It’s hard to practice social distancing when you’re in jail and the close quarters increase the risk of contracting the coronavirus. That’s why one Fresno attorney is trying to get his vulnerable client out.
Armando Toro, 62, has diabetes and high blood pressure. These pre-existing conditions put him at a higher risk of becoming severely ill if he’s infected.
“His treatment is going to take a lot of valuable medical resources that are going to be needed for all the other people who are going to get this illness,” said Kevin Rooney, Toro’s attorney. “He’s also one more person who can spread this disease around.”
Rooney wants Toro to await trial from his daughter’s home, where he can practice social distancing.
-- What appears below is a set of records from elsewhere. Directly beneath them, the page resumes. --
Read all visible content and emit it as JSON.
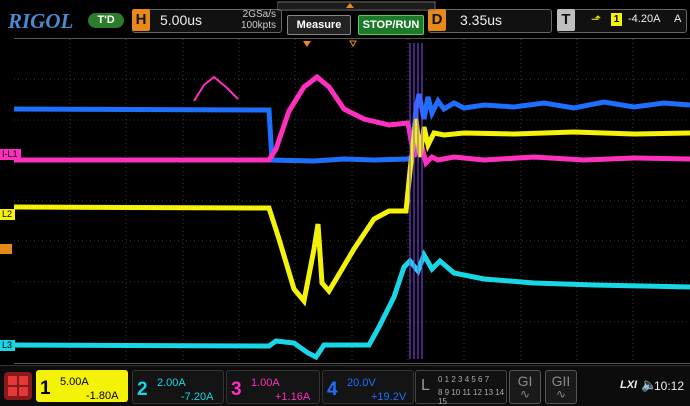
{
  "brand": "RIGOL",
  "trigger_state": "T'D",
  "horizontal": {
    "tag": "H",
    "timebase": "5.00us",
    "sample_rate": "2GSa/s",
    "memory": "100kpts"
  },
  "buttons": {
    "measure": "Measure",
    "stop_run": "STOP/RUN"
  },
  "delay": {
    "tag": "D",
    "value": "3.35us"
  },
  "trigger": {
    "tag": "T",
    "source_num": "1",
    "level": "-4.20A",
    "mode": "A"
  },
  "channel_labels": {
    "i_l1": "I-L1",
    "l2": "L2",
    "l3": "L3"
  },
  "channels": [
    {
      "num": "1",
      "scale": "5.00A",
      "offset": "-1.80A",
      "color": "#f5f20a"
    },
    {
      "num": "2",
      "scale": "2.00A",
      "offset": "-7.20A",
      "color": "#19d6e6"
    },
    {
      "num": "3",
      "scale": "1.00A",
      "offset": "+1.16A",
      "color": "#ff2fbf"
    },
    {
      "num": "4",
      "scale": "20.0V",
      "offset": "+19.2V",
      "color": "#1f6fff"
    }
  ],
  "logic": {
    "tag": "L",
    "row1": "0 1 2 3 4 5 6 7",
    "row2": "8 9 10 11 12 13 14 15"
  },
  "generators": [
    "GI",
    "GII"
  ],
  "status": {
    "lxi": "LXI",
    "time": "10:12"
  },
  "colors": {
    "trigger_orange": "#e88a1a",
    "stop_run_green": "#1d7a2a"
  }
}
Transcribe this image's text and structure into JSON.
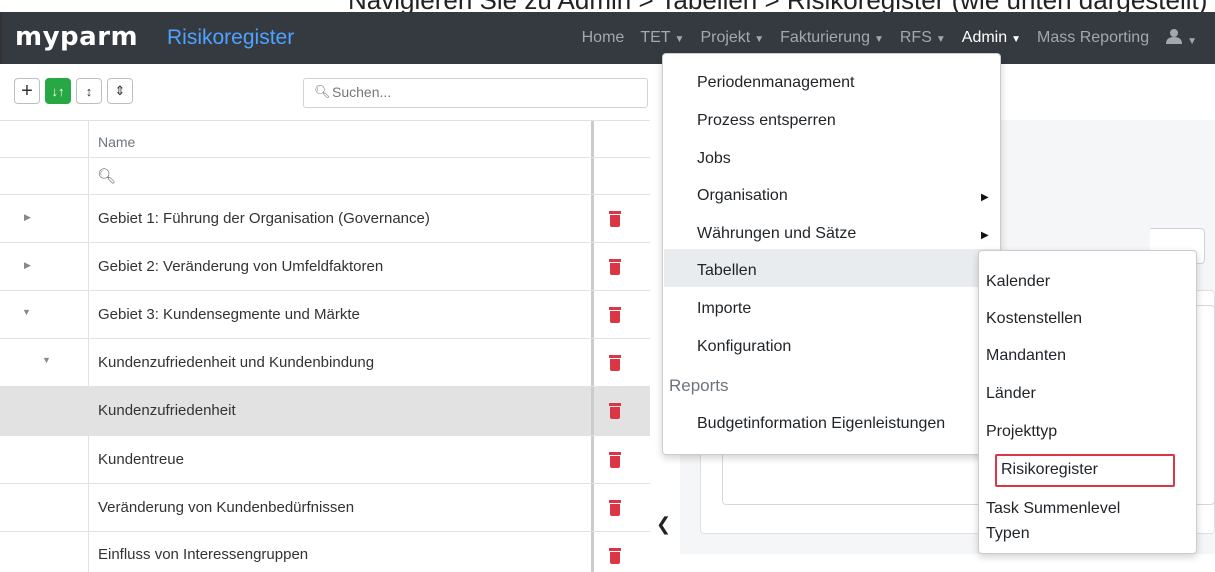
{
  "top_banner": "Navigieren Sie zu Admin > Tabellen > Risikoregister (wie unten dargestellt)",
  "navbar": {
    "brand": "myparm",
    "app_title": "Risikoregister",
    "items": [
      {
        "label": "Home",
        "dropdown": false,
        "active": false
      },
      {
        "label": "TET",
        "dropdown": true,
        "active": false
      },
      {
        "label": "Projekt",
        "dropdown": true,
        "active": false
      },
      {
        "label": "Fakturierung",
        "dropdown": true,
        "active": false
      },
      {
        "label": "RFS",
        "dropdown": true,
        "active": false
      },
      {
        "label": "Admin",
        "dropdown": true,
        "active": true
      },
      {
        "label": "Mass Reporting",
        "dropdown": false,
        "active": false
      }
    ],
    "user_icon": "user-icon"
  },
  "toolbar": {
    "add_icon": "plus-icon",
    "sort_icon": "sort-icon",
    "expand_icon": "expand-icon",
    "collapse_icon": "collapse-icon"
  },
  "search": {
    "placeholder": "Suchen...",
    "value": ""
  },
  "grid": {
    "header_name": "Name",
    "filter_icon": "search-icon",
    "rows": [
      {
        "name": "Gebiet 1: Führung der Organisation (Governance)",
        "expander": "collapsed",
        "level": 0,
        "selected": false
      },
      {
        "name": "Gebiet 2: Veränderung von Umfeldfaktoren",
        "expander": "collapsed",
        "level": 0,
        "selected": false
      },
      {
        "name": "Gebiet 3: Kundensegmente und Märkte",
        "expander": "expanded",
        "level": 0,
        "selected": false
      },
      {
        "name": "Kundenzufriedenheit und Kundenbindung",
        "expander": "expanded",
        "level": 1,
        "selected": false
      },
      {
        "name": "Kundenzufriedenheit",
        "expander": "none",
        "level": 2,
        "selected": true
      },
      {
        "name": "Kundentreue",
        "expander": "none",
        "level": 2,
        "selected": false
      },
      {
        "name": "Veränderung von Kundenbedürfnissen",
        "expander": "none",
        "level": 2,
        "selected": false
      },
      {
        "name": "Einfluss von Interessengruppen",
        "expander": "none",
        "level": 2,
        "selected": false
      }
    ]
  },
  "admin_menu": {
    "items": [
      {
        "label": "Periodenmanagement",
        "submenu": false
      },
      {
        "label": "Prozess entsperren",
        "submenu": false
      },
      {
        "label": "Jobs",
        "submenu": false
      },
      {
        "label": "Organisation",
        "submenu": true
      },
      {
        "label": "Währungen und Sätze",
        "submenu": true
      },
      {
        "label": "Tabellen",
        "submenu": false,
        "highlighted": true
      },
      {
        "label": "Importe",
        "submenu": false
      },
      {
        "label": "Konfiguration",
        "submenu": false
      }
    ],
    "reports_header": "Reports",
    "reports_items": [
      {
        "label": "Budgetinformation Eigenleistungen"
      }
    ]
  },
  "tabellen_submenu": {
    "items": [
      {
        "label": "Kalender"
      },
      {
        "label": "Kostenstellen"
      },
      {
        "label": "Mandanten"
      },
      {
        "label": "Länder"
      },
      {
        "label": "Projekttyp"
      },
      {
        "label": "Risikoregister",
        "highlighted": true
      },
      {
        "label": "Task Summenlevel"
      },
      {
        "label": "Typen"
      }
    ]
  },
  "colors": {
    "navbar": "#343a40",
    "brand_accent": "#4da3ff",
    "add_green": "#28a745",
    "delete_red": "#dc3545",
    "highlight_box": "#dc3545"
  }
}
Toro is being held in the Fresno County Jail without bail on charges of drug trafficking from the federal government.
“Reducing the jail population, triaging the vulnerable who do not pose a risk of violence to the community would be an extraordinarily wise thing to do at this time,” said Rooney.
Rooney isn’t the only attorney worried about the risk of COVID-19 in jails and detention centers. A panel from the U.S. Circuit Court of Appeals ordered the release of a woman seeking asylum from Mexico earlier this week. In New York, an inmate was granted a temporary release from custody during the COVID-19 pandemic.
The U.S. Attorney's office, which is prosecuting Armando Toro’s case, has opposed letting him go. It argued that “the risk of a COVID-19 outbreak at the Jail is simply speculative at this time,” and the jail is capable of managing the health of its inmates.
Tony Botti with the Fresno County Sheriff’s Office said there are no confirmed cases of COVID-19 in the jail; however, two inmates are being tested for the coronavirus.
He added that the staff are taking extra precautions: Visits have been suspended, and new detainees are being screened for symptoms before they enter the jail. However, infection can be spread even before symptoms appear.
“If we had a jail of 3,291 beds and we had 3,291 isolated cells, it would be the easiest thing in the world to run a jail,” said Botti. “But we don't have that luxury. There’s going to be people mixed together and space is at a premium and we have to do the best we can to ensure their safety.”
While the risk of COVID-19 is motivating attorney Kevin Rooney’s motion to get Toro out of jail, Rooney said it’s slowing the process down.
“It's ironic,” he said. “The court is taking incredible precautions to prevent the spread of coronavirus through court appearances, and that's hindering my ability to use the legal process to get Mr. Toro and the community protected from the spread of coronavirus in the jail.”
The motion Rooney filed to get Toro released could be heard Friday morning; however, the judge could make a decision without hearing any arguments.